Both Street Sense and Curlin are certainly in the Horse of the Year discussion. After Street Sense beat Curlin by eight lengths in the Derby, Curlin came back two weeks later to run down Street Sense by a head in the Preakness. It was the most thrilling Triple Crown race in years, at least until Rags to Riches won a stirring stretch duel by a head over Curlin to become the first filly in 102 years to win the Belmont Stakes.

"I can't believe she held him off," Asmussen said.

Both Street Sense and Curlin got brief freshenings following the Triple Crown. If last week was any indication, both are hungering to launch into the second half of their 3-year-old campaigns.

Street Sense announced his readiness with a scary-good five-furlong work in 57.40 seconds on Thursday at Churchill Downs. Officially, Churchill clockers caught his last eighth of a mile in 10 seconds, though his connections realize that was probably incorrect.

Wilkes, who was at Churchill that morning, said he caught the final quarter of the move in 22.40 seconds with the last eighth in 11.20. Regardless, the work was an indication to Wilkes and the colt's regular jockey, Calvin Borel, of how well Street Sense is doing heading into the summer.

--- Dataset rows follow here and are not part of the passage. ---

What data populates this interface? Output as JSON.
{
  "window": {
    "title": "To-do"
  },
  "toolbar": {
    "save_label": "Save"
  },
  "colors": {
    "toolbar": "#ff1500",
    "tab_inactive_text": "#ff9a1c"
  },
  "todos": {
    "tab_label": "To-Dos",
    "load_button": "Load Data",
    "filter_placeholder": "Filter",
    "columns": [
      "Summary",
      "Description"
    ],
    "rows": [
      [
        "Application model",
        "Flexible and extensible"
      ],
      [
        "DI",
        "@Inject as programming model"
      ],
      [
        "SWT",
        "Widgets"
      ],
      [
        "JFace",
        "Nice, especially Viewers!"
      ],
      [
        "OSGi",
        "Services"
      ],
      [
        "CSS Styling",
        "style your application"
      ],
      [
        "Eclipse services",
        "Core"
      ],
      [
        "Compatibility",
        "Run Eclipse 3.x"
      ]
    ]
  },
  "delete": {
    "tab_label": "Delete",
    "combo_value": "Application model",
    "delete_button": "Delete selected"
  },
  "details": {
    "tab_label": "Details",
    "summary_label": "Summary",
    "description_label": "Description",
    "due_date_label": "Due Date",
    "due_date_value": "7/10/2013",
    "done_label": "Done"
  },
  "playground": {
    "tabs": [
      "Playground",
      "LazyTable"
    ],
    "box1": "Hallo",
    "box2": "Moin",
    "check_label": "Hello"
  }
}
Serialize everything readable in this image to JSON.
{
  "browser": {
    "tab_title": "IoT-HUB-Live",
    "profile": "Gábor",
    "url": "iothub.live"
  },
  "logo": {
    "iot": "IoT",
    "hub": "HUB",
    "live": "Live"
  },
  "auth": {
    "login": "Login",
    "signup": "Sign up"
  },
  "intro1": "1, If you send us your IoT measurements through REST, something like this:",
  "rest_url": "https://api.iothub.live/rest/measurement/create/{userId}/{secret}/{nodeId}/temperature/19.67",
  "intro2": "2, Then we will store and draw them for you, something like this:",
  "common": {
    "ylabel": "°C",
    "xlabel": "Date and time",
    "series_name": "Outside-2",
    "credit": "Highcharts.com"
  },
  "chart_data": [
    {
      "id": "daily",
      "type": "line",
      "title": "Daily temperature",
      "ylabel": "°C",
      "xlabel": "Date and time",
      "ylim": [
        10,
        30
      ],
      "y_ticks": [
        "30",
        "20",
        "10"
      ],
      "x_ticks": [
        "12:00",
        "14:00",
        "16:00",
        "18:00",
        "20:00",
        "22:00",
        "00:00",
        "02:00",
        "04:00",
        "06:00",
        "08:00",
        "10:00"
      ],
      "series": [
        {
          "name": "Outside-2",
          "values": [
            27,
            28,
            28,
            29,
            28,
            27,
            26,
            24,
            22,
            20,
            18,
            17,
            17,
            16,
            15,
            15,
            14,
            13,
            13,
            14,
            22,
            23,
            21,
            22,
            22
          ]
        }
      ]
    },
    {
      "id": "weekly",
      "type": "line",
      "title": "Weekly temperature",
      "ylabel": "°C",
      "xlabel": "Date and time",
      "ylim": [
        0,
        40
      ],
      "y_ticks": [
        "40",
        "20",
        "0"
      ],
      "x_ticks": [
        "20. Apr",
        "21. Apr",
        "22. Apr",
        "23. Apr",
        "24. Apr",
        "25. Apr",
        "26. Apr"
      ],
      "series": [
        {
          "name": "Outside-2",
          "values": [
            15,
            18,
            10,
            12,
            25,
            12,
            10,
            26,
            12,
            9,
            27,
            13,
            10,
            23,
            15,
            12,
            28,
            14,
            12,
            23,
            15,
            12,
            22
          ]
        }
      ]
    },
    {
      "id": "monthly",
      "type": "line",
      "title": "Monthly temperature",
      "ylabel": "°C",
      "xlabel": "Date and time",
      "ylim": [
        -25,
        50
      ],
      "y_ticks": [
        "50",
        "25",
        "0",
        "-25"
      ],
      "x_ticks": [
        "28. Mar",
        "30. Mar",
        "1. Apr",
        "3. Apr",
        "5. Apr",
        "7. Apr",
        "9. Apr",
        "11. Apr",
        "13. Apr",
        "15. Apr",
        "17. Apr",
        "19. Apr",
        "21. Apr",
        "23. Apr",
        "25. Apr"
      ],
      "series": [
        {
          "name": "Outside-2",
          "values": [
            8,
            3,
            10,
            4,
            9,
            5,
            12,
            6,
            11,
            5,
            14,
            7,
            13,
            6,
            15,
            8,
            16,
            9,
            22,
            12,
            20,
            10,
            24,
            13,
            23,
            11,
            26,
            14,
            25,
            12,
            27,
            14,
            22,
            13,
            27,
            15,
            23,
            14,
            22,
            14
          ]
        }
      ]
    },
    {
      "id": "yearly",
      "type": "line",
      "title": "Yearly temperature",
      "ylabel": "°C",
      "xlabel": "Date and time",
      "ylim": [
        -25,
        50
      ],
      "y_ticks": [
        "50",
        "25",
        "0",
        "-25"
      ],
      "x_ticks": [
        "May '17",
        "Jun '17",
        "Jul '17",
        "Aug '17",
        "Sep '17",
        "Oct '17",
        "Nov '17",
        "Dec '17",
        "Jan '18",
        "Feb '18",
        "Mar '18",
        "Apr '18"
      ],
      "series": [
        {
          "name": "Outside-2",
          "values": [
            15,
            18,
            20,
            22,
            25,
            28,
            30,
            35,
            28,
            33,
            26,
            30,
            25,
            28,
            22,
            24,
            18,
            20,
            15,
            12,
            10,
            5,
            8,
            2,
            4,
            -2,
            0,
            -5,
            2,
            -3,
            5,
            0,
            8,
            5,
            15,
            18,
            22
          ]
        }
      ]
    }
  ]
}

"We wanted a good work," Wilkes said. "He probably worked a little faster than I thought he would, but it's the way he did it. He did it easy, he wasn't stressed, he hasn't left any feed, so it didn't hurt him."

Borel, who was on the Saratoga backside Monday morning, said he feels a more powerful colt underneath him.

"He's gotten more aggressive," Borel said. "The way he finished up the other morning, he was more forward with me at the end. The colt's starting to mature now. He's starting to put everything together a lot more, believe me."

After the Preakness, Nafzger said that Street Sense's only problem was that he has a tendency to wait on horses. It won't be known until he gets into another stretch duel whether he's gotten over that.

"I think it's just maturity," Wilkes said. "You'll find they'll mature, and maturity will cure a lot of things. You'll learn more when you go back to the races."

Curlin came a long way in a short period of time, winning a maiden race on Feb. 3, then sweeping through the Rebel and Arkansas Derby before running third in the Kentucky Derby in his fourth lifetime start.

Following his victory in the Preakness and narrow loss in the Belmont, Curlin remained in light training before returning to the work tab on July 2. He worked twice at Churchill and fired a bullet five-furlong move at Saratoga on July 17. He was scheduled to work again on Tuesday.

"I still think he's easily recognizable," Asmussen said. "He is a big, strong, good-looking moving horse."

Asmussen believes running in the Haskell will pay dividends for Curlin in the Breeders' Cup.

"I've only had [one] chance to run him at the same track twice," Asmussen said. "His state of mind and knowing where he was was very obvious [in the Arkansas Derby]. That's why this race at Monmouth is invaluable. It's an opportunity I don't think we can pass up because of the importance of the Classic this year."